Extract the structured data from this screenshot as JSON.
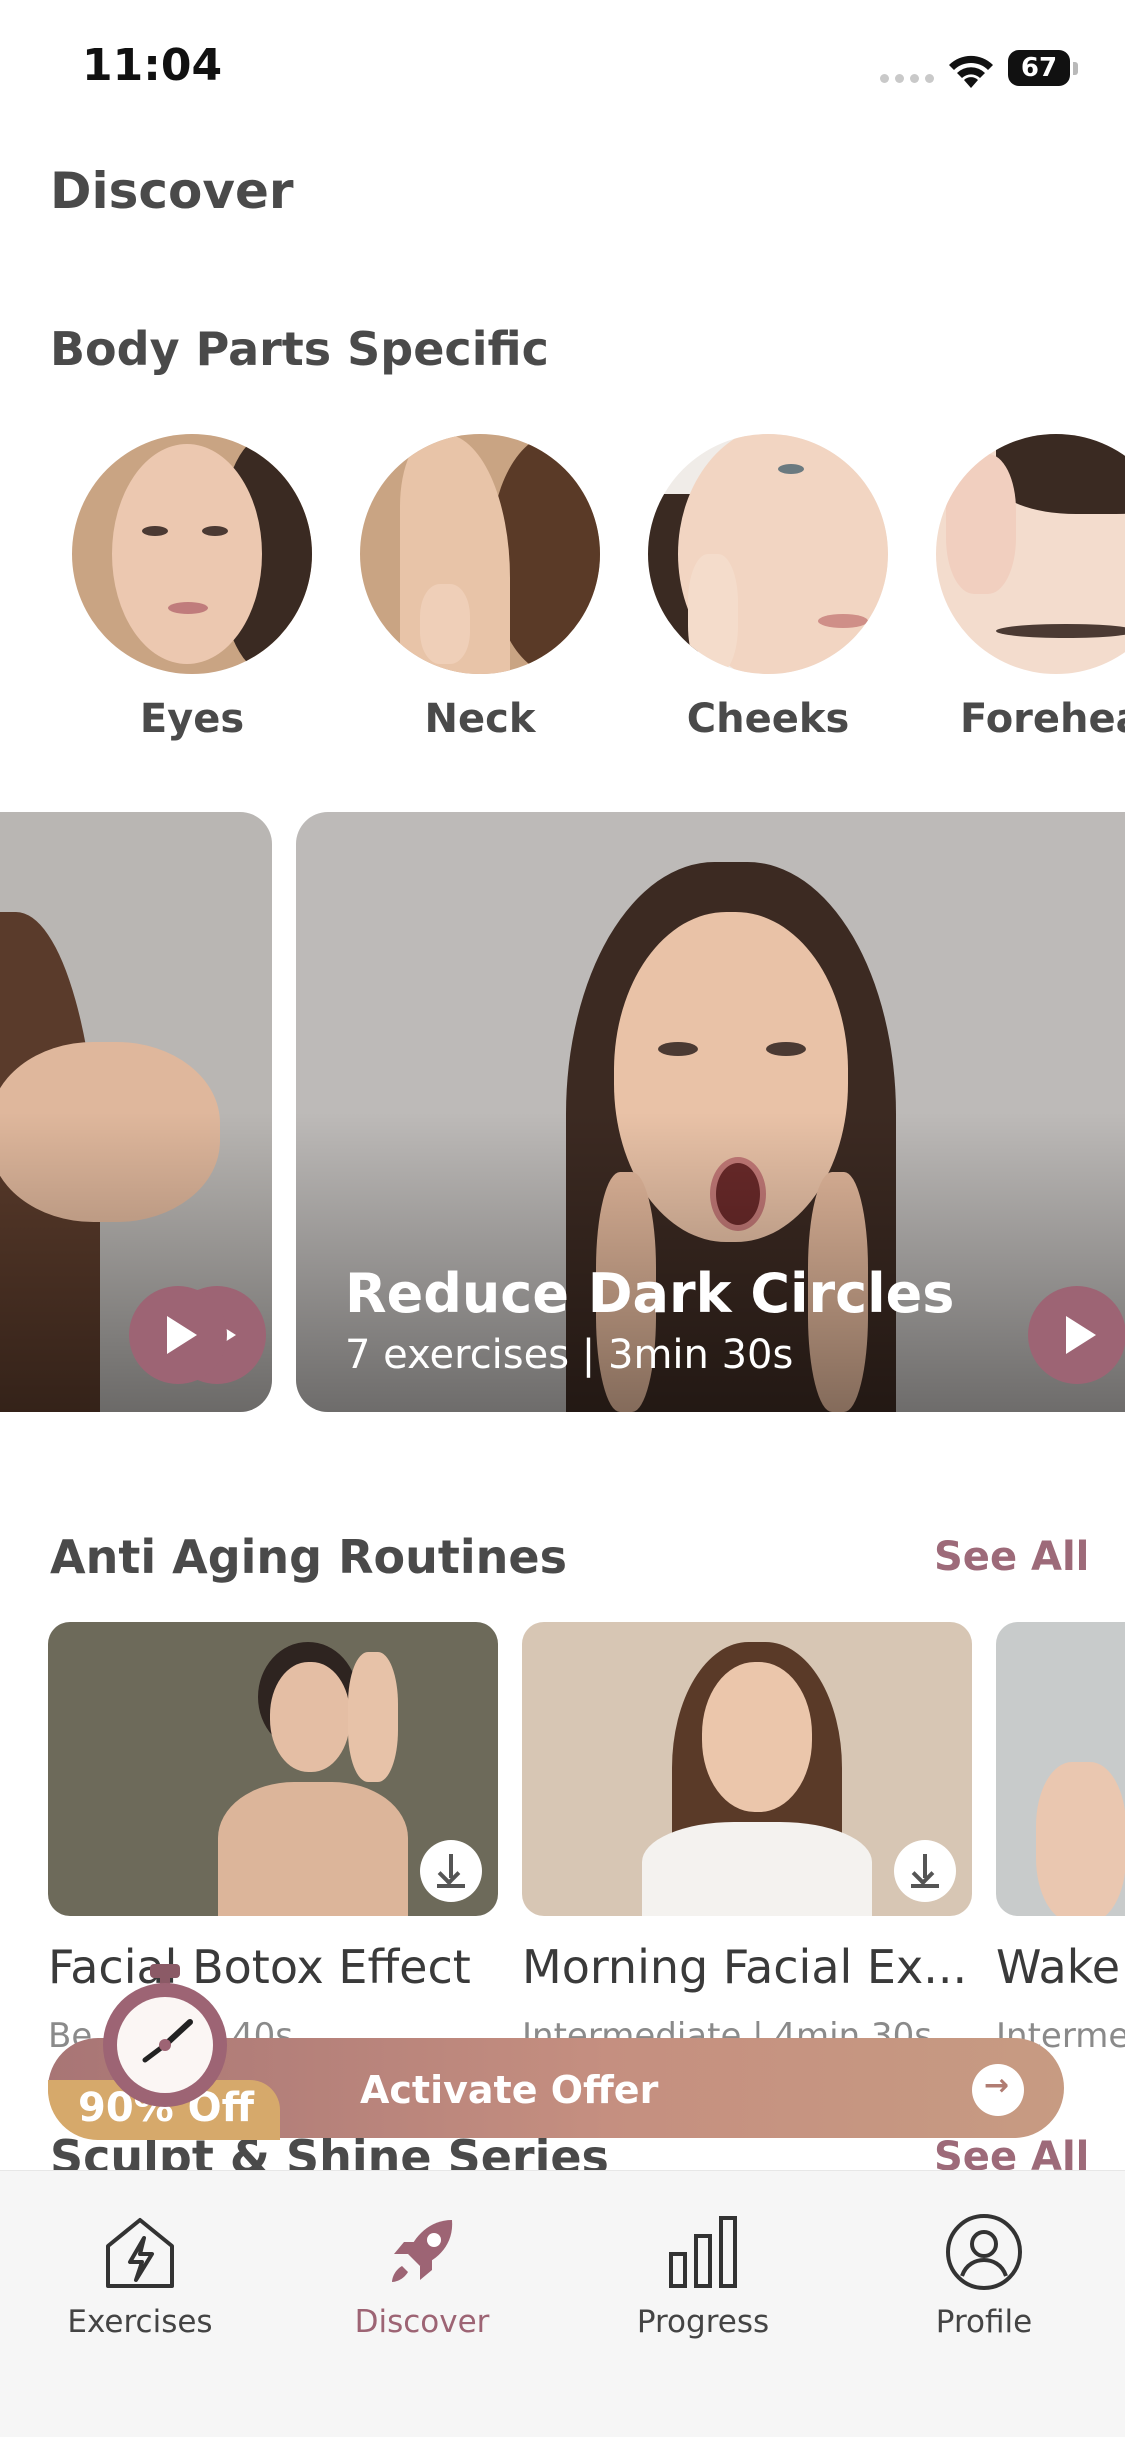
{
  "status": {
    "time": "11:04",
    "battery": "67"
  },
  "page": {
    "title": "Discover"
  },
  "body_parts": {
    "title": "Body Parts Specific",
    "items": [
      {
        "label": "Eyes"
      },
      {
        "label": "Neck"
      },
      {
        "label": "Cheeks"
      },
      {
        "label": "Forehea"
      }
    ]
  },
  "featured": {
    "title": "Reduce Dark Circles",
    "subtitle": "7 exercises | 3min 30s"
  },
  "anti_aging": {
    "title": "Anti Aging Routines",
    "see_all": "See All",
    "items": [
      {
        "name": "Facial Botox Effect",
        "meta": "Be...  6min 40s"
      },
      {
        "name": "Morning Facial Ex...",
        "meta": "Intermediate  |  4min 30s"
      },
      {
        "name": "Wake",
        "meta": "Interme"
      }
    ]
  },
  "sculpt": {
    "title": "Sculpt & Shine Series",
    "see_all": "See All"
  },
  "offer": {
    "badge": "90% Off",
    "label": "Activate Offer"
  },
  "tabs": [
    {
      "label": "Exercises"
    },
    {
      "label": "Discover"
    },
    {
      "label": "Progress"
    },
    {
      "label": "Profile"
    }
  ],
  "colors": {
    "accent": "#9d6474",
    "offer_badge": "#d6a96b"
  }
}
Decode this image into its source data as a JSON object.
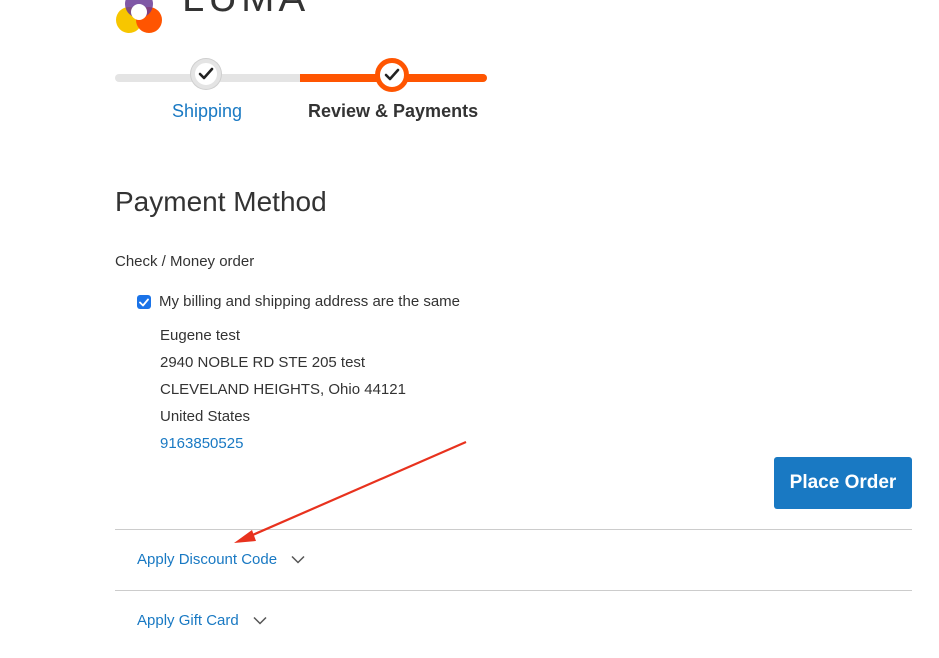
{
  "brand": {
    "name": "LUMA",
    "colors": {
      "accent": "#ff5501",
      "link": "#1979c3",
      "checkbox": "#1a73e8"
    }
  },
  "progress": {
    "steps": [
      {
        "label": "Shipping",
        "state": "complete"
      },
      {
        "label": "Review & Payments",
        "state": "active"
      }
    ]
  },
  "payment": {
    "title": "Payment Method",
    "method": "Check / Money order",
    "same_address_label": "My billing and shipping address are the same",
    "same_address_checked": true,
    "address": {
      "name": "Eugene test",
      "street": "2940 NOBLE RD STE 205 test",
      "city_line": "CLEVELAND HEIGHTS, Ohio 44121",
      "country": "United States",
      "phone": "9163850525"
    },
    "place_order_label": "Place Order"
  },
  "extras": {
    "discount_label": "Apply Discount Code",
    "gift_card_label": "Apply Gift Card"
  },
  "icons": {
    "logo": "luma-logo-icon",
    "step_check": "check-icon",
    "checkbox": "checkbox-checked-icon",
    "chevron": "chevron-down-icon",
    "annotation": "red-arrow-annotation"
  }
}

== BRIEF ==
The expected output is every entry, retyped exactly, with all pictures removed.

== RESPONSE BELOW ==
Extract the structured data from this screenshot as JSON.
{
  "status": {
    "time": "11:04",
    "battery": "67"
  },
  "page": {
    "title": "Discover"
  },
  "body_parts": {
    "title": "Body Parts Specific",
    "items": [
      {
        "label": "Eyes"
      },
      {
        "label": "Neck"
      },
      {
        "label": "Cheeks"
      },
      {
        "label": "Forehea"
      }
    ]
  },
  "featured": {
    "title": "Reduce Dark Circles",
    "subtitle": "7 exercises | 3min 30s"
  },
  "anti_aging": {
    "title": "Anti Aging Routines",
    "see_all": "See All",
    "items": [
      {
        "name": "Facial Botox Effect",
        "meta": "Be...  6min 40s"
      },
      {
        "name": "Morning Facial Ex...",
        "meta": "Intermediate  |  4min 30s"
      },
      {
        "name": "Wake",
        "meta": "Interme"
      }
    ]
  },
  "sculpt": {
    "title": "Sculpt & Shine Series",
    "see_all": "See All"
  },
  "offer": {
    "badge": "90% Off",
    "label": "Activate Offer"
  },
  "tabs": [
    {
      "label": "Exercises"
    },
    {
      "label": "Discover"
    },
    {
      "label": "Progress"
    },
    {
      "label": "Profile"
    }
  ],
  "colors": {
    "accent": "#9d6474",
    "offer_badge": "#d6a96b"
  }
}
Decode this image into its source data as a JSON object.
{
  "brand": {
    "name": "LUMA",
    "colors": {
      "accent": "#ff5501",
      "link": "#1979c3",
      "checkbox": "#1a73e8"
    }
  },
  "progress": {
    "steps": [
      {
        "label": "Shipping",
        "state": "complete"
      },
      {
        "label": "Review & Payments",
        "state": "active"
      }
    ]
  },
  "payment": {
    "title": "Payment Method",
    "method": "Check / Money order",
    "same_address_label": "My billing and shipping address are the same",
    "same_address_checked": true,
    "address": {
      "name": "Eugene test",
      "street": "2940 NOBLE RD STE 205 test",
      "city_line": "CLEVELAND HEIGHTS, Ohio 44121",
      "country": "United States",
      "phone": "9163850525"
    },
    "place_order_label": "Place Order"
  },
  "extras": {
    "discount_label": "Apply Discount Code",
    "gift_card_label": "Apply Gift Card"
  },
  "icons": {
    "logo": "luma-logo-icon",
    "step_check": "check-icon",
    "checkbox": "checkbox-checked-icon",
    "chevron": "chevron-down-icon",
    "annotation": "red-arrow-annotation"
  }
}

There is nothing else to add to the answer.